“We put together a mobile field force since then which is a group of 12 officers with two sergeants that are trained specifically in that,” he said. “We’ve also trained our entire department — once again — on mobile field force tactics, crowd control. I think you see the protests we had post-May 30, you see a big difference.”
Although not officially part of the six-step plan, Sweeney added that the attitudes of police officers also make a big difference:
“I tell my officers, ‘Treat everyone like they’re your best friend, your brother, your sister.’ Treat them all like that because if people can walk away from an experience with police — and not everyone wants police around, but sometimes we’re required to go — if we can make that experience still pleasant where they walk away and say, ‘Yeah, I had to go to jail just because, but the police officer still treated me with respect,’ — that’s what we want.”
Chief Sweeney’s Six-Step Action Plan
- Community Police Oversight Board (CPOB): Maintain an excellent working partnership with the CPOB based on collaboration and cooperation.
- Public trust: Strengthen public trust in all aspects of the LMPD; hosting strategic listening/planning sessions within all demographic regions of our community to evaluate and develop outreach strategies and increase communication.
- Fair and unbiased policing, being culturally aware and de-escalation: Increase, improve and monitor (for effectiveness) training aimed at fair and unbiased policing, being culturally aware and de-escalation.
- Diversity in recruiting and retention: Continue to develop diversity within the La Mesa Police Department, aimed at the recruitment and retention to better serve our diverse and growing community.
- Police review: Develop a LMPD Policy Review Team to work with the community and CPOB.

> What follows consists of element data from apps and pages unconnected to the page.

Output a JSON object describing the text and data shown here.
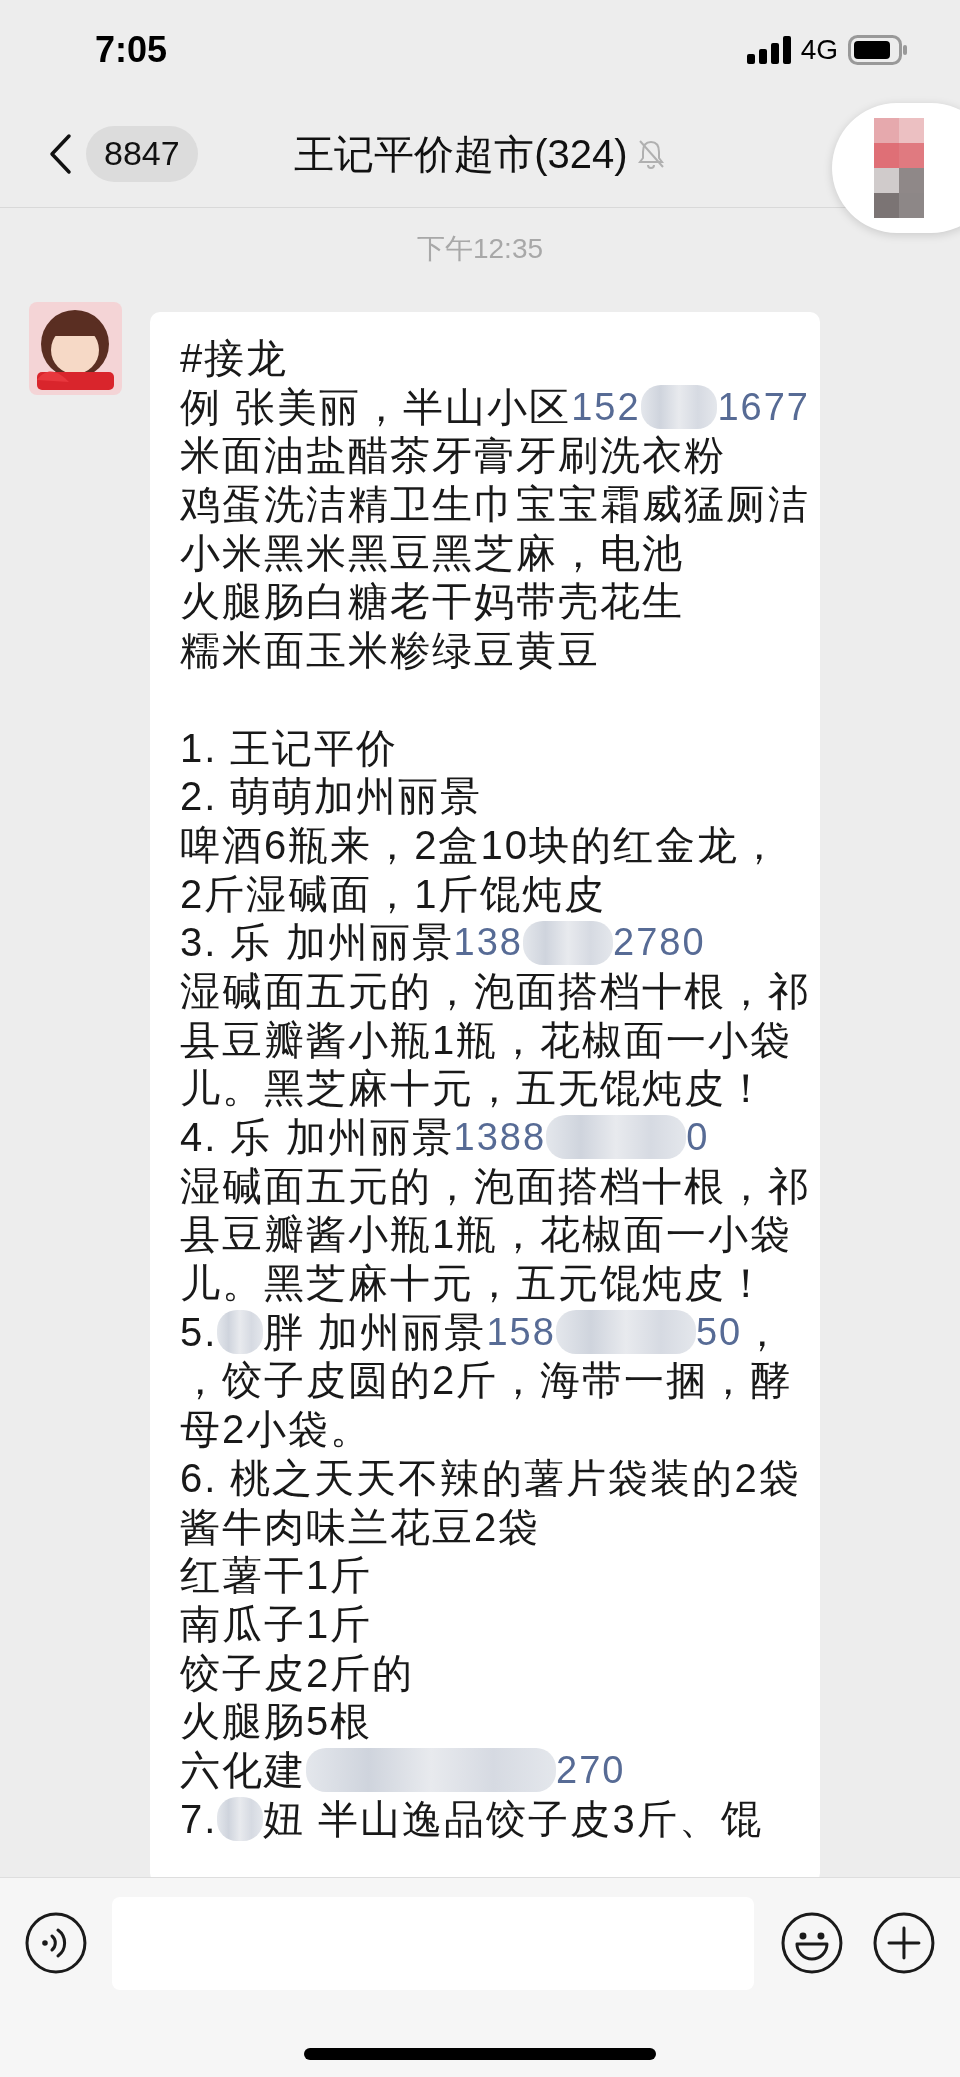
{
  "status_bar": {
    "time": "7:05",
    "network": "4G"
  },
  "nav_bar": {
    "back_count": "8847",
    "title": "王记平价超市(324)",
    "muted": true
  },
  "timestamp": "下午12:35",
  "message": {
    "blocks": [
      [
        [
          {
            "kind": "text",
            "text": "#接龙"
          }
        ],
        [
          {
            "kind": "text",
            "text": "例 张美丽，半山小区"
          },
          {
            "kind": "phone",
            "text": "152"
          },
          {
            "kind": "mask"
          },
          {
            "kind": "phone",
            "text": "1677"
          }
        ],
        [
          {
            "kind": "text",
            "text": "米面油盐醋茶牙膏牙刷洗衣粉"
          }
        ],
        [
          {
            "kind": "text",
            "text": "鸡蛋洗洁精卫生巾宝宝霜威猛厕洁"
          }
        ],
        [
          {
            "kind": "text",
            "text": "小米黑米黑豆黑芝麻，电池"
          }
        ],
        [
          {
            "kind": "text",
            "text": "火腿肠白糖老干妈带壳花生"
          }
        ],
        [
          {
            "kind": "text",
            "text": "糯米面玉米糁绿豆黄豆"
          }
        ]
      ],
      [
        [
          {
            "kind": "text",
            "text": "1. 王记平价"
          }
        ],
        [
          {
            "kind": "text",
            "text": "2. 萌萌加州丽景"
          }
        ],
        [
          {
            "kind": "text",
            "text": "啤酒6瓶来，2盒10块的红金龙，"
          }
        ],
        [
          {
            "kind": "text",
            "text": "2斤湿碱面，1斤馄炖皮"
          }
        ],
        [
          {
            "kind": "text",
            "text": "3. 乐 加州丽景"
          },
          {
            "kind": "phone",
            "text": "138"
          },
          {
            "kind": "mask"
          },
          {
            "kind": "phone",
            "text": "2780"
          }
        ],
        [
          {
            "kind": "text",
            "text": "湿碱面五元的，泡面搭档十根，祁"
          }
        ],
        [
          {
            "kind": "text",
            "text": "县豆瓣酱小瓶1瓶，花椒面一小袋"
          }
        ],
        [
          {
            "kind": "text",
            "text": "儿。黑芝麻十元，五无馄炖皮！"
          }
        ],
        [
          {
            "kind": "text",
            "text": "4. 乐 加州丽景"
          },
          {
            "kind": "phone",
            "text": "1388"
          },
          {
            "kind": "mask"
          },
          {
            "kind": "phone",
            "text": "0"
          }
        ],
        [
          {
            "kind": "text",
            "text": "湿碱面五元的，泡面搭档十根，祁"
          }
        ],
        [
          {
            "kind": "text",
            "text": "县豆瓣酱小瓶1瓶，花椒面一小袋"
          }
        ],
        [
          {
            "kind": "text",
            "text": "儿。黑芝麻十元，五元馄炖皮！"
          }
        ],
        [
          {
            "kind": "text",
            "text": "5."
          },
          {
            "kind": "mask"
          },
          {
            "kind": "text",
            "text": "胖 加州丽景"
          },
          {
            "kind": "phone",
            "text": "158"
          },
          {
            "kind": "mask"
          },
          {
            "kind": "phone",
            "text": "50"
          },
          {
            "kind": "text",
            "text": "，"
          }
        ],
        [
          {
            "kind": "text",
            "text": "，饺子皮圆的2斤，海带一捆，酵"
          }
        ],
        [
          {
            "kind": "text",
            "text": "母2小袋。"
          }
        ],
        [
          {
            "kind": "text",
            "text": "6. 桃之天天不辣的薯片袋装的2袋"
          }
        ],
        [
          {
            "kind": "text",
            "text": "酱牛肉味兰花豆2袋"
          }
        ],
        [
          {
            "kind": "text",
            "text": "红薯干1斤"
          }
        ],
        [
          {
            "kind": "text",
            "text": "南瓜子1斤"
          }
        ],
        [
          {
            "kind": "text",
            "text": "饺子皮2斤的"
          }
        ],
        [
          {
            "kind": "text",
            "text": "火腿肠5根"
          }
        ],
        [
          {
            "kind": "text",
            "text": "六化建"
          },
          {
            "kind": "mask"
          },
          {
            "kind": "phone",
            "text": "270"
          }
        ],
        [
          {
            "kind": "text",
            "text": "7."
          },
          {
            "kind": "mask"
          },
          {
            "kind": "text",
            "text": "妞 半山逸品饺子皮3斤、馄"
          }
        ]
      ]
    ]
  }
}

- Emergency preparedness: Provide mandatory, biannual critical response training based upon current industry standard best practices.
For a more detailed version of the plan, visit www.bit.ly/3r57KTA.
— Reach editor Jeff Clemetson at email@example.com.